Police remain baffled over Teslyuk's disappearance, ruling out robbery, kidnapping or a personal conflict with friends, who have been questioned and provided alibis, the news web site Lifenews.ru reported, citing an unidentified law enforcement official.

The body found in the woods also had not been robbed, as evidenced by the presence of the jewelry, the official said. "It's clear that this wasn't the work of your ordinary street punks," he said.

The Investigative Committee statement said the woman met a "violent death" caused by a heavy blow to the head that fractured her skull.

The woman was also stabbed, although there were no signs of sexual assault, the official told Lifenews.ru. The official said the body had been covered with snow and only discovered in the spring thaw.

Teslyuk's family has not commented on the grim finding — and perhaps for good reason after a statement was published last month on the web site of the Arkhangelsk region branch of the Investigative Committee that local investigators had found her dismembered body in a plastic bag. The committee later denounced the statement as a gruesome hoax, saying its web site had been hacked and that the body belonged to someone else.

Children of wealthy businessmen have been targeted by criminals in the past. Last month, a Moscow family of three was arrested on charges of kidnapping the son of software multimillionaire Yevgeny Kaspersky. A ransom of 3 million euros ($4.3 million) was sought for the 20-year-old Ivan Kaspersky, who was freed unharmed. Investigators said the suspects abducted Kaspersky in order to pay their debts.

In 2009, the teenage son of Rosneft vice president Mikhail Stavsky, also named Mikhail, was kidnapped for ransom in Moscow. He was released after two months, and two Chechens with ties to Islamist militants were convicted in the kidnapping last year. It remains unclear whether a ransom was paid.

In 2002, LUKoil chief financial officer Sergei Kukura was kidnapped in Moscow by unidentified assailants, only to be released a few days later. The criminals were never found, and the motive for the kidnapping was not disclosed to the public.

Read more

Independent journalism isn’t dead. You can help keep it alive.

The Moscow Times’ team of journalists has been first with the big stories on the coronavirus crisis in Russia since day one. Our exclusives and on-the-ground reporting are being read and shared by many high-profile journalists.

We wouldn’t be able to produce this crucial journalism without the support of our loyal readers.
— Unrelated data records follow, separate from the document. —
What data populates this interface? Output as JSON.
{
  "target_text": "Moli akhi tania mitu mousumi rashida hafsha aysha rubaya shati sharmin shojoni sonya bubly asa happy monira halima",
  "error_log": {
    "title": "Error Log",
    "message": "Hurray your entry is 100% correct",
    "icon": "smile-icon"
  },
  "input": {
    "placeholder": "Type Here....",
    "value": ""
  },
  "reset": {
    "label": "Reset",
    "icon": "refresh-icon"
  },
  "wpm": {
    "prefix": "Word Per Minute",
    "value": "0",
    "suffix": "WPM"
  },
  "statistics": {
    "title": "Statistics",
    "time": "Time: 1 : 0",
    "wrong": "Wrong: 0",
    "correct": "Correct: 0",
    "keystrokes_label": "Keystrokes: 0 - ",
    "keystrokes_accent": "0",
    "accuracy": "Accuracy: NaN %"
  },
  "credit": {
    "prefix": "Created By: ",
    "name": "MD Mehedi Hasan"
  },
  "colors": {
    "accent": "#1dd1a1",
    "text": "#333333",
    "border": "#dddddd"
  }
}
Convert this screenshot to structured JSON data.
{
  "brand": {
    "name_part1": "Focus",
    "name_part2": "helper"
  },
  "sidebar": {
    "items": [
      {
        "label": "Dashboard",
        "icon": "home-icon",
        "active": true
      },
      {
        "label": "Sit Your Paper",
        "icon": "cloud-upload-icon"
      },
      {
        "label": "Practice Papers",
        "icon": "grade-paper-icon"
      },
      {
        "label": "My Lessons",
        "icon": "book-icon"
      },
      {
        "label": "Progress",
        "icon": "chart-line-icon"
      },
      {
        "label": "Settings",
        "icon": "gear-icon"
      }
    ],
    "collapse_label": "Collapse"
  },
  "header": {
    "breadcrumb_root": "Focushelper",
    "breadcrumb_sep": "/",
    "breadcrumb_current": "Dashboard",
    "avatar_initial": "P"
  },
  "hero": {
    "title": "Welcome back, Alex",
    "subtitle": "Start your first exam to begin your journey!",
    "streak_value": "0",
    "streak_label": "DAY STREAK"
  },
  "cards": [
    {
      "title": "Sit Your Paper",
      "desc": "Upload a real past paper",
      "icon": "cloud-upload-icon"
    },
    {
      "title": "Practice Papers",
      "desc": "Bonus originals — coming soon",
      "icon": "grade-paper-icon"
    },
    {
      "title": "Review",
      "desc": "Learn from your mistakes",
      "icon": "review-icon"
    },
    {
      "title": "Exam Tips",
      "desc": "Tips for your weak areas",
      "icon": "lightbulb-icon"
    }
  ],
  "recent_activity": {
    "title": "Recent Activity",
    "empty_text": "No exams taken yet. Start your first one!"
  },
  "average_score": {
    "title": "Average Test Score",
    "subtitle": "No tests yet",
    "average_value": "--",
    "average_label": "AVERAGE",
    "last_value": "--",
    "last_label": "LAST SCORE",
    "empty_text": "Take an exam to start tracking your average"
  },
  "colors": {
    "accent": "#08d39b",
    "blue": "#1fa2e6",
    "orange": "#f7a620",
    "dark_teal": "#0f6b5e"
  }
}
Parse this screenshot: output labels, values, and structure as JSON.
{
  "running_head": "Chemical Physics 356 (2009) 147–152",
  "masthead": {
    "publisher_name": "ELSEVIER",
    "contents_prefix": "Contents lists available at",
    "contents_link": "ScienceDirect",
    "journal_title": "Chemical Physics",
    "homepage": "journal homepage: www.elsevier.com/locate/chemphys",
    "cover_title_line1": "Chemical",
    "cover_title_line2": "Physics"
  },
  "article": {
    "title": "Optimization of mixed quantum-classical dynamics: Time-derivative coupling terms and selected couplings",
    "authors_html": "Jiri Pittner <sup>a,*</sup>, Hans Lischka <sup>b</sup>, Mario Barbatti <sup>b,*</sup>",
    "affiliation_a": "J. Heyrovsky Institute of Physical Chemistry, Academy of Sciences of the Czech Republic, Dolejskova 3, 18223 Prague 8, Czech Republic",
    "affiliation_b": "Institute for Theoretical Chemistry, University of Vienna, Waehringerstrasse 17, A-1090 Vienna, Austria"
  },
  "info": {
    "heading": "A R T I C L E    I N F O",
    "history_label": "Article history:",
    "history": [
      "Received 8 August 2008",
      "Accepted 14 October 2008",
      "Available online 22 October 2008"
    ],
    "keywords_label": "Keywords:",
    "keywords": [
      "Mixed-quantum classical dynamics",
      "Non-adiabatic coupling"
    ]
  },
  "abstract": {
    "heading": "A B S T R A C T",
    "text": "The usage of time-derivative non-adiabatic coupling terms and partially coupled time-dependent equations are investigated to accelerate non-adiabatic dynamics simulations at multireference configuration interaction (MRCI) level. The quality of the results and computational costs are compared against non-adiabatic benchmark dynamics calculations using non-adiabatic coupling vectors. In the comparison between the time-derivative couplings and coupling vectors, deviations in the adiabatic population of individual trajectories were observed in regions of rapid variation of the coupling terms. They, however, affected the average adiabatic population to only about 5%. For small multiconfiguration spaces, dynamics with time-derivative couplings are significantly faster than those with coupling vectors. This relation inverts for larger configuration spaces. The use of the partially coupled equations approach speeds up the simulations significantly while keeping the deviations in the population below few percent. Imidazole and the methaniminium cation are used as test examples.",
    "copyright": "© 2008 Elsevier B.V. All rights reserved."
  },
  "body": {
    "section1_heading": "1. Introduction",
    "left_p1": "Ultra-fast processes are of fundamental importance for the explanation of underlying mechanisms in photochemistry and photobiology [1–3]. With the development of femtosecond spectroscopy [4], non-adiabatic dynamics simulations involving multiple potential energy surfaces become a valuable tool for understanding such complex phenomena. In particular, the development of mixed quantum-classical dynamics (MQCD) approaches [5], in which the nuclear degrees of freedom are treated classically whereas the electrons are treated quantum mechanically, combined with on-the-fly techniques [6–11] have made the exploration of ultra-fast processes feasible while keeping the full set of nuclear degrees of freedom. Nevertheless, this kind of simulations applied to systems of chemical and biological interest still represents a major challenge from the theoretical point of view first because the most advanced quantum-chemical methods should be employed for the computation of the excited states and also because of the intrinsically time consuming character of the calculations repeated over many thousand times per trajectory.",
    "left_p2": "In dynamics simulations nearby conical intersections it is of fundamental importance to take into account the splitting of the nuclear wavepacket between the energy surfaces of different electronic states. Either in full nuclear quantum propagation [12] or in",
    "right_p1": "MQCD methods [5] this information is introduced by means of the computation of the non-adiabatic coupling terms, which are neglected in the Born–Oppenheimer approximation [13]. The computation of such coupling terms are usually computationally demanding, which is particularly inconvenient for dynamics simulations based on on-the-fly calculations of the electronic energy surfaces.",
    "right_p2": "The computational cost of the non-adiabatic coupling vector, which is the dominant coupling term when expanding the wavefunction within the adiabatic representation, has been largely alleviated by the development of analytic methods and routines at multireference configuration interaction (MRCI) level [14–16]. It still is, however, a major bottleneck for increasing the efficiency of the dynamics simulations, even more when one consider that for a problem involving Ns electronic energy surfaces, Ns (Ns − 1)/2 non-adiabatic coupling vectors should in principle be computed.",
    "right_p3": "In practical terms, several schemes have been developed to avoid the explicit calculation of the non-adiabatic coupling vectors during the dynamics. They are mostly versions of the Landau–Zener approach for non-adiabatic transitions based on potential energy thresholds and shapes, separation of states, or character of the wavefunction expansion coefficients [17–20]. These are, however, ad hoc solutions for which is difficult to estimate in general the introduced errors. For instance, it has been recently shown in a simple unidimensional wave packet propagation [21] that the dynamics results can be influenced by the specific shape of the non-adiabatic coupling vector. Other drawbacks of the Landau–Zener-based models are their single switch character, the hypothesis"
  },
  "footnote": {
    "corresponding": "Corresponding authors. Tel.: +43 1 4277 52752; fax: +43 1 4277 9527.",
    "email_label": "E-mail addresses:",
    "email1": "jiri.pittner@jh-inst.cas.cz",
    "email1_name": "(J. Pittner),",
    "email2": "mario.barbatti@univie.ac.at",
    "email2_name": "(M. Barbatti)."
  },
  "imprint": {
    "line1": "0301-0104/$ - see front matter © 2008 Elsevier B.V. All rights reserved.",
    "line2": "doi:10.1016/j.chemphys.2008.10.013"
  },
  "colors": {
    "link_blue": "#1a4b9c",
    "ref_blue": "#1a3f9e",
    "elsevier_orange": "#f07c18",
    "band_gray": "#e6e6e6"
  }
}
Please consider making a donation to The Moscow Times to help us continue covering this historic time in the world’s largest country.